### Record excerpts ###
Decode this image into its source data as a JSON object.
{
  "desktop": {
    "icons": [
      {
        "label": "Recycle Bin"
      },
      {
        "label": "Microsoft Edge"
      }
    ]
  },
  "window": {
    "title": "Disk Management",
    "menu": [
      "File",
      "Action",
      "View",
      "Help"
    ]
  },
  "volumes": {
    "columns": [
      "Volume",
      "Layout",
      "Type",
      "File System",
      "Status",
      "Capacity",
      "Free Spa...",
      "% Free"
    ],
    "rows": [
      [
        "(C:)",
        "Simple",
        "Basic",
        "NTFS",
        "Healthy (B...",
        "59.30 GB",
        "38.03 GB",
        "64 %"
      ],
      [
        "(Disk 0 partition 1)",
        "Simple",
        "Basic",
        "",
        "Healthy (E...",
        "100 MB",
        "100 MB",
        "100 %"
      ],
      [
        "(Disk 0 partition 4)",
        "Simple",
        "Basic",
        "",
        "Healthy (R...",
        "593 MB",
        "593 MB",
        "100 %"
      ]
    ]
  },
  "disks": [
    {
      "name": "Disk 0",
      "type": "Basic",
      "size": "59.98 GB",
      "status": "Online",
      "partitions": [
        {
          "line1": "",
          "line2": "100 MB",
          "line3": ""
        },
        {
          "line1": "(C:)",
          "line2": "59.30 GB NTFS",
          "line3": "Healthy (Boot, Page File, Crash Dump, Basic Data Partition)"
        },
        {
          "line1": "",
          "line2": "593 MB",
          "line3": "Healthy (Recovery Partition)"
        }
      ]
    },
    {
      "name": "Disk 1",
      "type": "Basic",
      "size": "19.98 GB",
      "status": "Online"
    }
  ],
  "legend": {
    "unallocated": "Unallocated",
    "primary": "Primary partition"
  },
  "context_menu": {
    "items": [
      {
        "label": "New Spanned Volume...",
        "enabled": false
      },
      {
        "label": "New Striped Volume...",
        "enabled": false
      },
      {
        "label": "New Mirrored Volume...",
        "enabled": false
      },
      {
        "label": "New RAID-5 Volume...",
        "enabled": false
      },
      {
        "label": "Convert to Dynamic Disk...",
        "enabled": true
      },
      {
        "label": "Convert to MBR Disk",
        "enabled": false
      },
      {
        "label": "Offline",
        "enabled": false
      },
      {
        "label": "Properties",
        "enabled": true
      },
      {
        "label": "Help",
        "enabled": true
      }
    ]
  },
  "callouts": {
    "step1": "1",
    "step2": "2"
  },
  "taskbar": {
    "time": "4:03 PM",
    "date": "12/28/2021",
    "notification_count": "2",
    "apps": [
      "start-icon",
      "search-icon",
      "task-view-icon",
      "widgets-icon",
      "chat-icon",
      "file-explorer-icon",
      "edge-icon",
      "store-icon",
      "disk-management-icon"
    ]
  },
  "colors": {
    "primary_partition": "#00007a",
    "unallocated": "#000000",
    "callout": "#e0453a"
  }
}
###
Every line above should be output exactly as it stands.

Decode this image into its source data as a JSON object.
{
  "desktop": {
    "icons": [
      {
        "label": "Recycle Bin"
      },
      {
        "label": "Microsoft Edge"
      }
    ]
  },
  "window": {
    "title": "Disk Management",
    "menu": [
      "File",
      "Action",
      "View",
      "Help"
    ]
  },
  "volumes": {
    "columns": [
      "Volume",
      "Layout",
      "Type",
      "File System",
      "Status",
      "Capacity",
      "Free Spa...",
      "% Free"
    ],
    "rows": [
      [
        "(C:)",
        "Simple",
        "Basic",
        "NTFS",
        "Healthy (B...",
        "59.30 GB",
        "38.03 GB",
        "64 %"
      ],
      [
        "(Disk 0 partition 1)",
        "Simple",
        "Basic",
        "",
        "Healthy (E...",
        "100 MB",
        "100 MB",
        "100 %"
      ],
      [
        "(Disk 0 partition 4)",
        "Simple",
        "Basic",
        "",
        "Healthy (R...",
        "593 MB",
        "593 MB",
        "100 %"
      ]
    ]
  },
  "disks": [
    {
      "name": "Disk 0",
      "type": "Basic",
      "size": "59.98 GB",
      "status": "Online",
      "partitions": [
        {
          "line1": "",
          "line2": "100 MB",
          "line3": ""
        },
        {
          "line1": "(C:)",
          "line2": "59.30 GB NTFS",
          "line3": "Healthy (Boot, Page File, Crash Dump, Basic Data Partition)"
        },
        {
          "line1": "",
          "line2": "593 MB",
          "line3": "Healthy (Recovery Partition)"
        }
      ]
    },
    {
      "name": "Disk 1",
      "type": "Basic",
      "size": "19.98 GB",
      "status": "Online"
    }
  ],
  "legend": {
    "unallocated": "Unallocated",
    "primary": "Primary partition"
  },
  "context_menu": {
    "items": [
      {
        "label": "New Spanned Volume...",
        "enabled": false
      },
      {
        "label": "New Striped Volume...",
        "enabled": false
      },
      {
        "label": "New Mirrored Volume...",
        "enabled": false
      },
      {
        "label": "New RAID-5 Volume...",
        "enabled": false
      },
      {
        "label": "Convert to Dynamic Disk...",
        "enabled": true
      },
      {
        "label": "Convert to MBR Disk",
        "enabled": false
      },
      {
        "label": "Offline",
        "enabled": false
      },
      {
        "label": "Properties",
        "enabled": true
      },
      {
        "label": "Help",
        "enabled": true
      }
    ]
  },
  "callouts": {
    "step1": "1",
    "step2": "2"
  },
  "taskbar": {
    "time": "4:03 PM",
    "date": "12/28/2021",
    "notification_count": "2",
    "apps": [
      "start-icon",
      "search-icon",
      "task-view-icon",
      "widgets-icon",
      "chat-icon",
      "file-explorer-icon",
      "edge-icon",
      "store-icon",
      "disk-management-icon"
    ]
  },
  "colors": {
    "primary_partition": "#00007a",
    "unallocated": "#000000",
    "callout": "#e0453a"
  }
}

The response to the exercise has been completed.